Traveling across the country is a task that is as American as any other you could possibly do and even more so when you have to consider the car insurance implications associated with your drive. As Americans, we love laws and regulations which is exactly what takes over your life every time you sit behind the wheel of a car. Do you know what happens when you drive in another state in relation to your car insurance? Do you know if you are within the legal requirements? Read on and you will find out, it is easier than you think.
When it comes to car insurance you know that it is generally regulated on the state level instead of the federal level so state laws matter and do vary. When you drive across state lines from one state to another the state requirements may go up or down depending on what state you are going to and coming from. You will be required by the state in which you are driving to comply with all insurance requirements for that state, not the state in which you live.

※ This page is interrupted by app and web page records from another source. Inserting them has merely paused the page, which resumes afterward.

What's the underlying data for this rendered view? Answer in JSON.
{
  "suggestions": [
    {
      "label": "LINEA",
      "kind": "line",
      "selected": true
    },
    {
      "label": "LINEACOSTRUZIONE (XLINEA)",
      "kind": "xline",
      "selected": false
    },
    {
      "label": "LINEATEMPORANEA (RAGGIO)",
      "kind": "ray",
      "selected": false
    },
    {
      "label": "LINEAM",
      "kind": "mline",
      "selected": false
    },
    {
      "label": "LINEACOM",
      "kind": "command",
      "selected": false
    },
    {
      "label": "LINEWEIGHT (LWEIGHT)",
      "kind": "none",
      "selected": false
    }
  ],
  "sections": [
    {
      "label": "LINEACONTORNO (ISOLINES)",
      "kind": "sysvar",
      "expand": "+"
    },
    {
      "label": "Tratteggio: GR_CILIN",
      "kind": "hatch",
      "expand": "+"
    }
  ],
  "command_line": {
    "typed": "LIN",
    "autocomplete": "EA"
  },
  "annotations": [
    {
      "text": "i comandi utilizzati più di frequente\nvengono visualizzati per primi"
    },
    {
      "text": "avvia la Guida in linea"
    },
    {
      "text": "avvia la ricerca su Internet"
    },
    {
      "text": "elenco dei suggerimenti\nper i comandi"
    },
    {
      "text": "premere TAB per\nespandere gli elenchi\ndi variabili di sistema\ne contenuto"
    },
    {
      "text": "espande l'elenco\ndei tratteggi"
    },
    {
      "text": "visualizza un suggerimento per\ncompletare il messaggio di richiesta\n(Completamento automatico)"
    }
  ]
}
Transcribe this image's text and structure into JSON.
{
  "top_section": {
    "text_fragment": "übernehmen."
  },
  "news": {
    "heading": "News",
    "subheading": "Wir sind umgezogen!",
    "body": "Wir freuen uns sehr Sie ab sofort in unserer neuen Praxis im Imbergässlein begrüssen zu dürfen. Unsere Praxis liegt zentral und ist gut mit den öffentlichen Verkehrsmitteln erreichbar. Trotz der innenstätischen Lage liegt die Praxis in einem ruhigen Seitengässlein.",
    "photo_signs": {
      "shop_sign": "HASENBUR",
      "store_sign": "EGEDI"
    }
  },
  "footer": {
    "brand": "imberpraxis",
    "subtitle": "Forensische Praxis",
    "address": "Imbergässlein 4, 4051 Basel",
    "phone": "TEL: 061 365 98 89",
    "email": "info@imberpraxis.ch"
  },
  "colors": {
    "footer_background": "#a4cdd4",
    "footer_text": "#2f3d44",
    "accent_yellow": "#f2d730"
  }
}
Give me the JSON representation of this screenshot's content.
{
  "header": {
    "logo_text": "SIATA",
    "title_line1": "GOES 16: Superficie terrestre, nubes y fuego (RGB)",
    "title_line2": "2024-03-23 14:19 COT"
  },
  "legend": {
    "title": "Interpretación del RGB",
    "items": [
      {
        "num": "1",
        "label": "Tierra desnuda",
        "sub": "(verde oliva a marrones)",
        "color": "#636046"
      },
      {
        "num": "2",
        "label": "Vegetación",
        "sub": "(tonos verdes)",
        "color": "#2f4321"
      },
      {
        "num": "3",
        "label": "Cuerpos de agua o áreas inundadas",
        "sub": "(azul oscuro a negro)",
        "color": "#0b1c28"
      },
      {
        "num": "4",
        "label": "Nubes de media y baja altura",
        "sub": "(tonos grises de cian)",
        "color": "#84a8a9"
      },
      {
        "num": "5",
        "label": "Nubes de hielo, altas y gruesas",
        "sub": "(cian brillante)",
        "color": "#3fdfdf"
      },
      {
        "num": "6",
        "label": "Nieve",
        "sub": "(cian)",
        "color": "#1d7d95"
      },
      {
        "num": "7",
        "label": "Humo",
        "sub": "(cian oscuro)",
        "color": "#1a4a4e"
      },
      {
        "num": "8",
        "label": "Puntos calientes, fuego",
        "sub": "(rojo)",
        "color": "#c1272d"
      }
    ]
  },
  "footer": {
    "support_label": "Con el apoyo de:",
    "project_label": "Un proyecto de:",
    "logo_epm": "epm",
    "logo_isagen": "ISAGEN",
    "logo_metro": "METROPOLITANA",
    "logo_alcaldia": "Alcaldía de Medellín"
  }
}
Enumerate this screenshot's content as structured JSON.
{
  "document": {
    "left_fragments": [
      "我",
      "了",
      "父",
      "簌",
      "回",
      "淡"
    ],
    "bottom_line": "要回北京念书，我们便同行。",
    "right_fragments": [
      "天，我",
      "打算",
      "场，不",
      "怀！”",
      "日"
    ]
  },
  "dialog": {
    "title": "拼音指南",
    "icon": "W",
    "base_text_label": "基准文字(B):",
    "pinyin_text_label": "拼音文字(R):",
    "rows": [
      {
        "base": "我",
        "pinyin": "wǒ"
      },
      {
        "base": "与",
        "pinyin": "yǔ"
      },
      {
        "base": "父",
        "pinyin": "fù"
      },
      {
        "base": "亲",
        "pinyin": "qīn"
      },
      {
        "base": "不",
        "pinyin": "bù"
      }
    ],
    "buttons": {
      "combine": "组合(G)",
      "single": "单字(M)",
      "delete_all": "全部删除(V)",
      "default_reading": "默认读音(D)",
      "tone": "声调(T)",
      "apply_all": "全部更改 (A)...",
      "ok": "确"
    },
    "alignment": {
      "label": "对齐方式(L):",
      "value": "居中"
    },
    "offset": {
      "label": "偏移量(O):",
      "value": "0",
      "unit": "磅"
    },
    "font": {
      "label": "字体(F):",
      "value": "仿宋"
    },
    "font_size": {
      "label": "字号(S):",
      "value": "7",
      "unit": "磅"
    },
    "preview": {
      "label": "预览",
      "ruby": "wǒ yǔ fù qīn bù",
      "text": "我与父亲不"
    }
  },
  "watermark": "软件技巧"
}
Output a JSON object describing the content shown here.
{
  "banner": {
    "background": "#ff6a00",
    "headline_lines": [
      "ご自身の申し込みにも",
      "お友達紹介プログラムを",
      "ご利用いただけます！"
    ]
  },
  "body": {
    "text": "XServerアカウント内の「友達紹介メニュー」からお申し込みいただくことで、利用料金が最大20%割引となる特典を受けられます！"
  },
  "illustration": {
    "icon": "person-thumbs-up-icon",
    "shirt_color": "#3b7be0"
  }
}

Rest assured, insurance companies have worked this out and you will be ok.
Even though each state has a different requirement for liability insurance coverage, all state insurance departments have agreed on policy language that remedies this. Based on the language that is in your insurance policy, which is basically the same in every state, your insurance limits will automatically match whatever the minimum requirements are for the state you are traveling in. This works for almost every coverage on your policy, meaning as you travel you gain peace of mind.
The most important coverage that this applies to is your liability minimums that are different in almost every state. Say you are traveling from your home where the minimum requirements are 10/20/10 for BIPD (Bodily Injury Property Damage) coverage. You arrive to vacation in a state that requires 25/50/25 coverage and you have an accident with another vehicle. For this accident your liability limits will match the state requirement of 25/50/25. This is not a permanent change, just for the time you are in the state.
These changes are also applicable to other state required coverage options like a state requirement that everyone carries Personal Injury Protection (PIP) coverage. If you do not have this medical coverage on your policy but you have an accident in a state that does, you will automatically get the coverage. This is one way that state insurance departments try to protect the insured drivers in every type of accident situation.